Fig & Olive, known for pairing dishes with fine olive oils and excluding butter, has scattered new fall items throughout their menu. I didn’t expect to be wowed by—honestly, almost didn’t order—crudités, despite their newfound hipness, but they’re refreshing simplicity itself, containing broccoli rabe, among other things, and served with tapenades: a pesto-y ricotta basil and a slightly spicy red bell pepper yogurt ricotta. Pumpkin sage ravioli is saved from cliché by the inclusion of free-range chicken and charmoula; salad Niçoise, topped with seared tuna, surprises with a hidden underlayer of tuna carpaccio. And for dessert, house-made raspberry sorbet with yogurt mousse, meringue, raspberry caramel, and fresh raspberries. Other new dishes include crab cake, salmon burger, steak frites, and soon a fresh berry crostata with mascarpone and Cointreau syrup. As always, meals begin with a tasting of three olive oils.
Homemade Greek Yogurt and Granola at The Beehive

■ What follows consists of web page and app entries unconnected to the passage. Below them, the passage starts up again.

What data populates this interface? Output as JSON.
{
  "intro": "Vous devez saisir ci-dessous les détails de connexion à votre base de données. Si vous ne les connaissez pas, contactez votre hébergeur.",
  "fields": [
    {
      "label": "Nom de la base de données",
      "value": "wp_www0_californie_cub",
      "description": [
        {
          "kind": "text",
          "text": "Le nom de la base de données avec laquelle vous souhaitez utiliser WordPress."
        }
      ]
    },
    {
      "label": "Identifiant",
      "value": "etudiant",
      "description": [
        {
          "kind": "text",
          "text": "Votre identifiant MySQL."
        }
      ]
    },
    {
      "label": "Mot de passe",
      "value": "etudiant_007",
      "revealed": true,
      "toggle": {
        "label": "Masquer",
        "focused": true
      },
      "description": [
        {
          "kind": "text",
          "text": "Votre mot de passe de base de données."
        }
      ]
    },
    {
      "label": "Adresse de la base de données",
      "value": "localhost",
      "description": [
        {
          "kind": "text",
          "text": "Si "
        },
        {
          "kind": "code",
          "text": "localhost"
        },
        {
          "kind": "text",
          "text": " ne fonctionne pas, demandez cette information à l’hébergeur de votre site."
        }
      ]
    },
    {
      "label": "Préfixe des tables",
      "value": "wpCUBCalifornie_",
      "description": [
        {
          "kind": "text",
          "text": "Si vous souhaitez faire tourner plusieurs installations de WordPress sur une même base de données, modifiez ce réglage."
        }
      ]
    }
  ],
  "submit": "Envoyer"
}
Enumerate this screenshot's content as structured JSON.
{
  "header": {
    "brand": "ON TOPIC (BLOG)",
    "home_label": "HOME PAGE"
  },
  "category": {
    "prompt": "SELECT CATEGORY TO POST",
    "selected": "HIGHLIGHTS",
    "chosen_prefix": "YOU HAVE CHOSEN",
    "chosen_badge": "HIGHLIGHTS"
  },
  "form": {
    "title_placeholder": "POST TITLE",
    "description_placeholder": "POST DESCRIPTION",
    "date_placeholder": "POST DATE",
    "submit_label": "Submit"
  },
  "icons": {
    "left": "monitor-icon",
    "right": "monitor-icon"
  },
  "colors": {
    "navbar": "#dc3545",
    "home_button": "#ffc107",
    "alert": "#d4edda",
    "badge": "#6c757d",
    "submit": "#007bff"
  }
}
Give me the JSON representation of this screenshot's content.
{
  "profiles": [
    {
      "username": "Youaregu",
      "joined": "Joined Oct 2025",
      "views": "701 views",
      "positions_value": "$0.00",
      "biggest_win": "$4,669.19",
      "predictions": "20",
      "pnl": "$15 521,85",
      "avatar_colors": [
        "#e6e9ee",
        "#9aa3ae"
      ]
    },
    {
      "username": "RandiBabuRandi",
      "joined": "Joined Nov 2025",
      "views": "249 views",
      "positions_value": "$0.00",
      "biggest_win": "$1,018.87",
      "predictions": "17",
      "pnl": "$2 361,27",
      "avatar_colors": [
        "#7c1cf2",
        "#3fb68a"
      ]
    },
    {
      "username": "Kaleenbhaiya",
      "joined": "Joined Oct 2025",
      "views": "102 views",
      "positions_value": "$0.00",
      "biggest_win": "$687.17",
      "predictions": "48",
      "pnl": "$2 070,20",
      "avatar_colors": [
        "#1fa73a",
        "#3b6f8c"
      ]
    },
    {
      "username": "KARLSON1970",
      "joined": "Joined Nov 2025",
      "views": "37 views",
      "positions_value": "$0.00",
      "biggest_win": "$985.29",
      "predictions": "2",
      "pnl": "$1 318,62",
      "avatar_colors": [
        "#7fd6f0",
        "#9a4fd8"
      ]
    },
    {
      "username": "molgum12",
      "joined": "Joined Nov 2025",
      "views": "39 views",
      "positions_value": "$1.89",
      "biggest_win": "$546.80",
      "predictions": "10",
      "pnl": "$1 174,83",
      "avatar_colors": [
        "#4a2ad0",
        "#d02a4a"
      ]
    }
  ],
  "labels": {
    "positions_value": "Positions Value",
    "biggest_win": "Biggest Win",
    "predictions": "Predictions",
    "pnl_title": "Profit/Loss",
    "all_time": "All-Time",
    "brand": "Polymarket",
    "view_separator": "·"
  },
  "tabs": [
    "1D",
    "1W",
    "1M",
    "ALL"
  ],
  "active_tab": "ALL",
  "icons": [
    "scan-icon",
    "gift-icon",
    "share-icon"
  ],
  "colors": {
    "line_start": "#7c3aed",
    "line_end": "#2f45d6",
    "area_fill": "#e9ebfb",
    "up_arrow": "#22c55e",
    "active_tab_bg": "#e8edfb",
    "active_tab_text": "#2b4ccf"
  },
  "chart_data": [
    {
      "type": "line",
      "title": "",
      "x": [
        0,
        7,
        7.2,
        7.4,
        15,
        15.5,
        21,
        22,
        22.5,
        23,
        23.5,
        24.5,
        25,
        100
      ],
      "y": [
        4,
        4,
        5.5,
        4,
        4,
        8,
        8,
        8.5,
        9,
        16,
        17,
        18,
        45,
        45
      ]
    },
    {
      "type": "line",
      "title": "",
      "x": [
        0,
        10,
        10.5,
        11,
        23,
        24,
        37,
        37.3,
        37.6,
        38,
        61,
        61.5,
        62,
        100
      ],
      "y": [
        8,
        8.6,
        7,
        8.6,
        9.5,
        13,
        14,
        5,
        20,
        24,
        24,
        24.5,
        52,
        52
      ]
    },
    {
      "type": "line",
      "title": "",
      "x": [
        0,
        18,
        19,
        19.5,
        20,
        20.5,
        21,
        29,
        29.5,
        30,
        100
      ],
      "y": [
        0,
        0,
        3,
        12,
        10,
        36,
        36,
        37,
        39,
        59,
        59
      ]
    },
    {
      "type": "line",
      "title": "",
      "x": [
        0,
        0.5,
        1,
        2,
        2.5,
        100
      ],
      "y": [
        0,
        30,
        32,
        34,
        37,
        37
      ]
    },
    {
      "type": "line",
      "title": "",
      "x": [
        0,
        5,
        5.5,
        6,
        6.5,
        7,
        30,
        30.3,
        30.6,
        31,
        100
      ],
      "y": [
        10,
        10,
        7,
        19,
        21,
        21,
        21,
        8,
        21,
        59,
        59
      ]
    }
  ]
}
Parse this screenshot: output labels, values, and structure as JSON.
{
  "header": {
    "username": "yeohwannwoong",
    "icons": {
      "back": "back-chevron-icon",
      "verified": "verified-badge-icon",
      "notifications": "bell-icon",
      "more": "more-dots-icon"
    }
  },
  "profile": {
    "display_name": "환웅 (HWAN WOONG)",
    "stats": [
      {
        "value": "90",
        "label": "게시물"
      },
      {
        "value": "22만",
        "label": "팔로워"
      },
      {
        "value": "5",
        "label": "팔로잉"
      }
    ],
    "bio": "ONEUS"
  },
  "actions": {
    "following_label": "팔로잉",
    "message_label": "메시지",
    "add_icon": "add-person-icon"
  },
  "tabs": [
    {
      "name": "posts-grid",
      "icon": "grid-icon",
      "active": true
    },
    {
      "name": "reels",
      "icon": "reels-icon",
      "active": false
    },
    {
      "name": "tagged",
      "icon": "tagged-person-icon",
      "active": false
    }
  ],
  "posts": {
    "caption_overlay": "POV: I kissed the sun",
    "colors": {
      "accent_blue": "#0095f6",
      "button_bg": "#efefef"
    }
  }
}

Greek yogurt, which has more protein and fewer carbs, has inspired such devotion that you might soon find it in everything from toothpaste to shampoo. You can get it at the supermarket nowadays, but you don’t come across it homemade too often. Enter The Beehive, from the former owners of the Mount Olympos Diner. This is no diner—it’s all French Country and bees—everything is house-made, and breakfast, served until 2 pm, packs a crowd. (Seriously—by the time we got our food, the place was full.) The yogurt and granola is a winning combo: a generous bowl of rich, thicker-than-Fage yogurt, with granola full of dried fruit, almond slices, and almost whole walnut halves, lightly sweetened with cane sugar, maple syrup, and honey. Squeeze bear of honey on request. And while you’re there, don’t miss the fluffy pancakes and out-of-this-world cheese Danish, with cream cheese, farmer’s cheese, mascarpone, and apple.